WORK ITEM :: Look for "data" in each line of the records, and copy the lines that have it.

[Items from an interface collection]

=-=-=-=-=

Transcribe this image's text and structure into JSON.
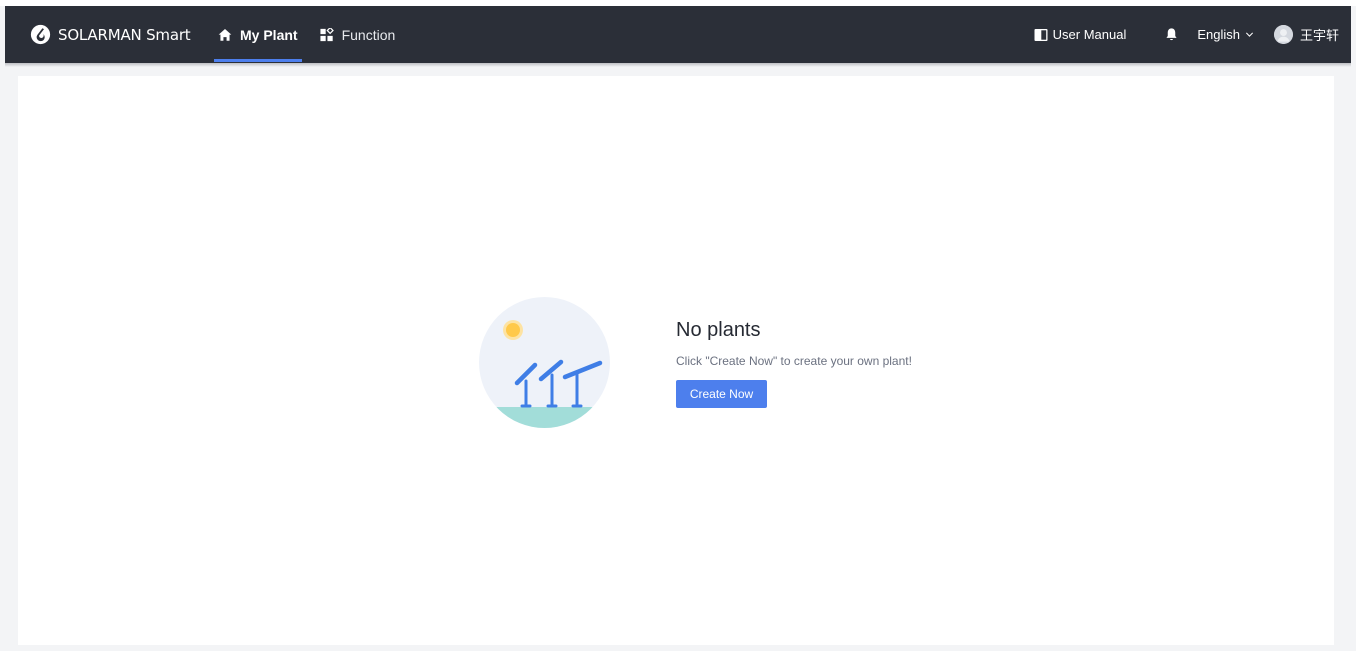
{
  "header": {
    "brand_name": "SOLARMAN Smart",
    "nav": [
      {
        "label": "My Plant",
        "icon": "home-icon",
        "active": true
      },
      {
        "label": "Function",
        "icon": "apps-icon",
        "active": false
      }
    ],
    "user_manual_label": "User Manual",
    "language_label": "English",
    "user_name": "王宇轩"
  },
  "empty_state": {
    "title": "No plants",
    "description": "Click \"Create Now\" to create your own plant!",
    "button_label": "Create Now"
  },
  "colors": {
    "topbar": "#2b2f38",
    "accent": "#4d7fed",
    "page_background": "#f3f4f6",
    "sun": "#ffc94a",
    "ground": "#a2ddd9"
  }
}
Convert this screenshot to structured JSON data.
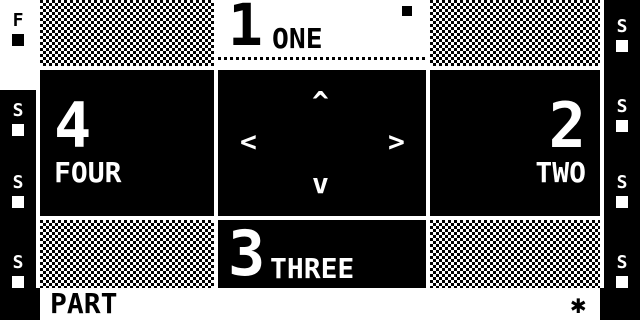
{
  "rail_left": {
    "items": [
      {
        "glyph": "F",
        "active": true
      },
      {
        "glyph": "S",
        "active": false
      },
      {
        "glyph": "S",
        "active": false
      },
      {
        "glyph": "S",
        "active": false
      }
    ]
  },
  "rail_right": {
    "items": [
      {
        "glyph": "S"
      },
      {
        "glyph": "S"
      },
      {
        "glyph": "S"
      },
      {
        "glyph": "S"
      }
    ]
  },
  "channels": {
    "top": {
      "number": "1",
      "label": "ONE"
    },
    "right": {
      "number": "2",
      "label": "TWO"
    },
    "bottom": {
      "number": "3",
      "label": "THREE"
    },
    "left": {
      "number": "4",
      "label": "FOUR"
    }
  },
  "dpad": {
    "up": "^",
    "down": "v",
    "left": "<",
    "right": ">"
  },
  "footer": {
    "label": "PART",
    "icon": "asterisk-icon"
  }
}
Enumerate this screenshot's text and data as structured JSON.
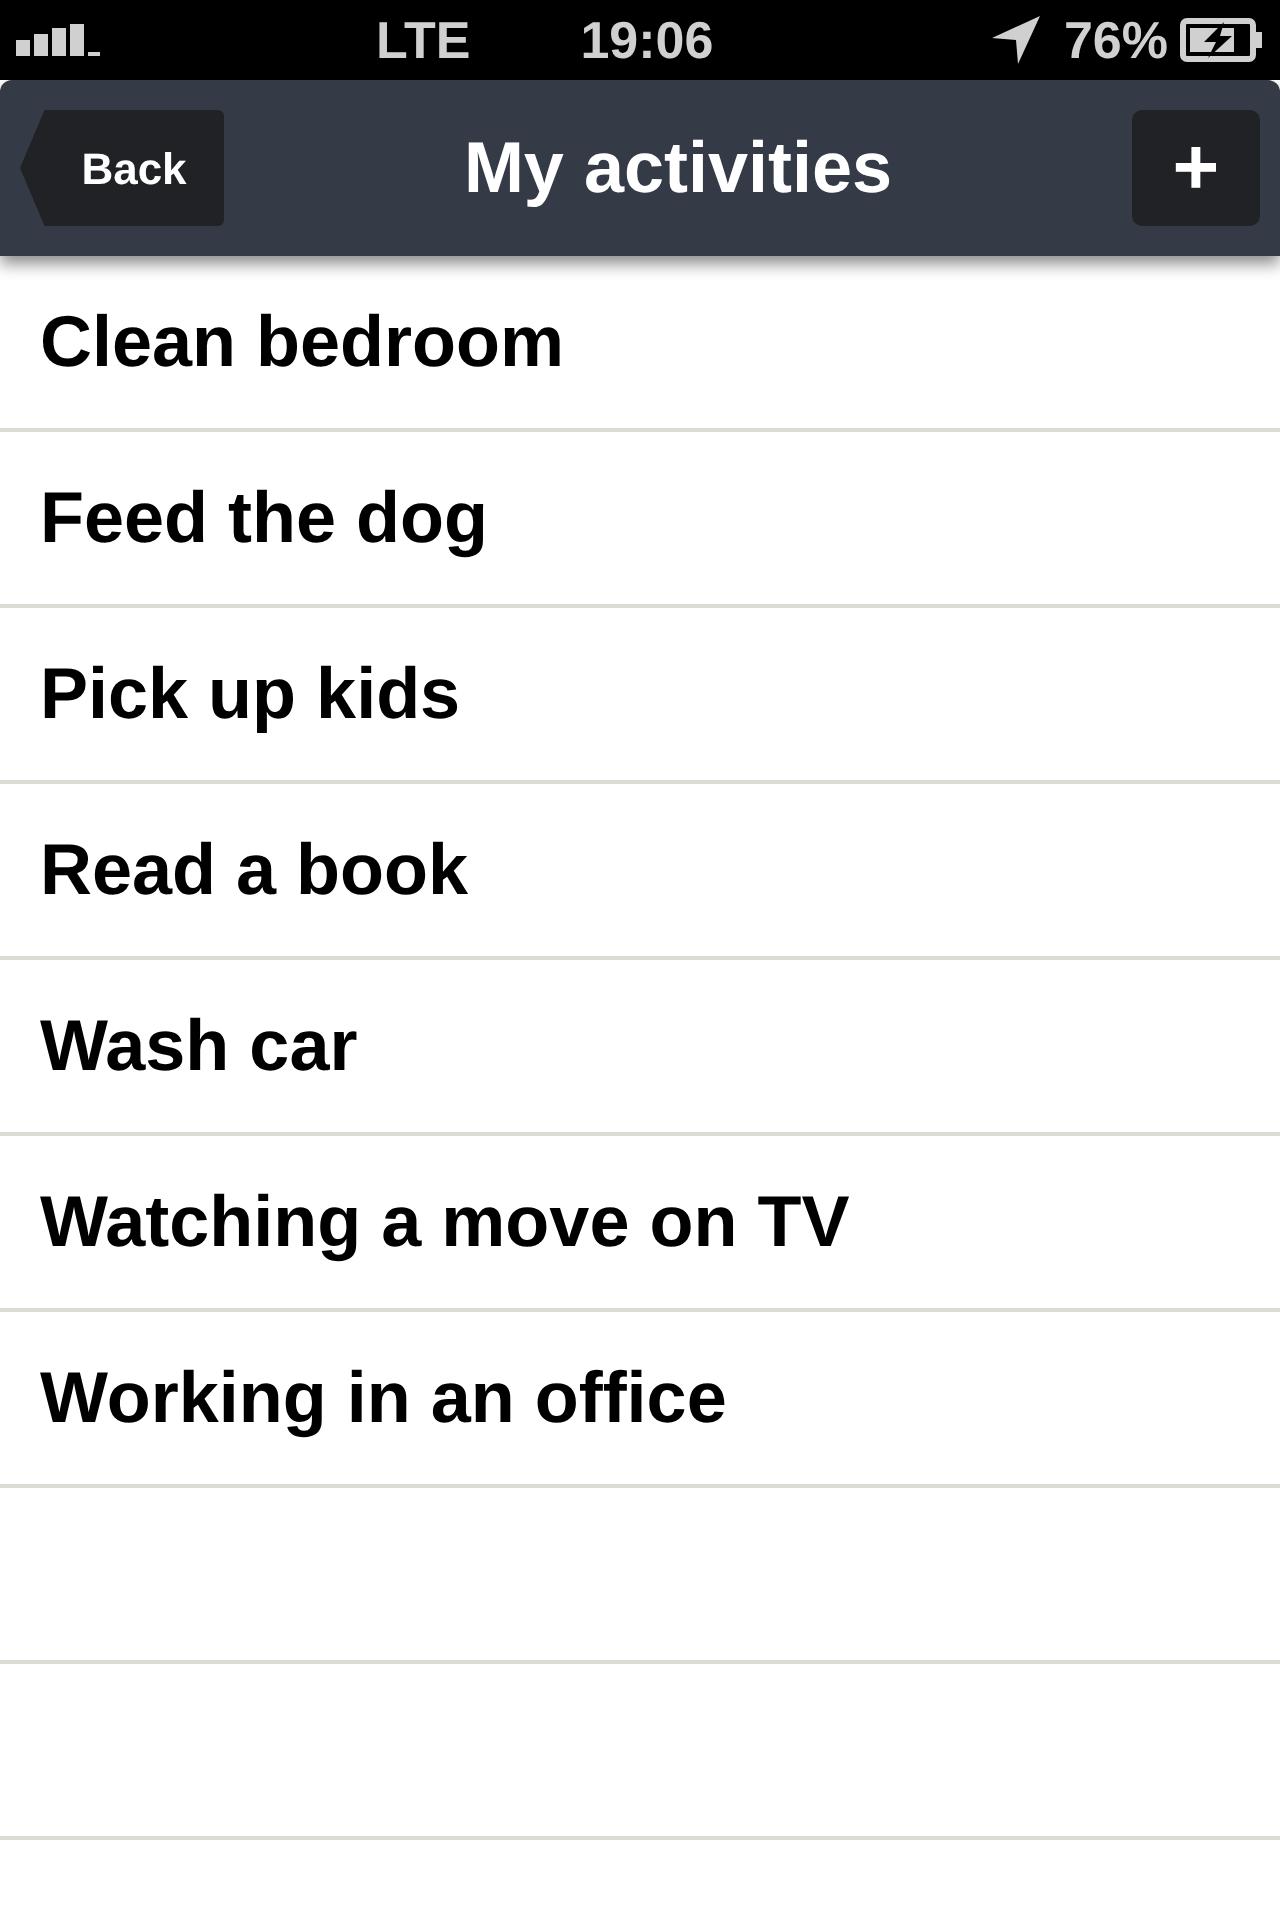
{
  "status_bar": {
    "network": "LTE",
    "time": "19:06",
    "battery": "76%"
  },
  "nav_bar": {
    "back": "Back",
    "title": "My activities",
    "add": "+"
  },
  "activities": [
    {
      "label": "Clean bedroom"
    },
    {
      "label": "Feed the dog"
    },
    {
      "label": "Pick up kids"
    },
    {
      "label": "Read a book"
    },
    {
      "label": "Wash car"
    },
    {
      "label": "Watching a move on TV"
    },
    {
      "label": "Working in an office"
    }
  ]
}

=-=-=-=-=

YOUR SOLUTION ::
Convert this screenshot to structured JSON data.
Enumerate this screenshot's text and data as structured JSON.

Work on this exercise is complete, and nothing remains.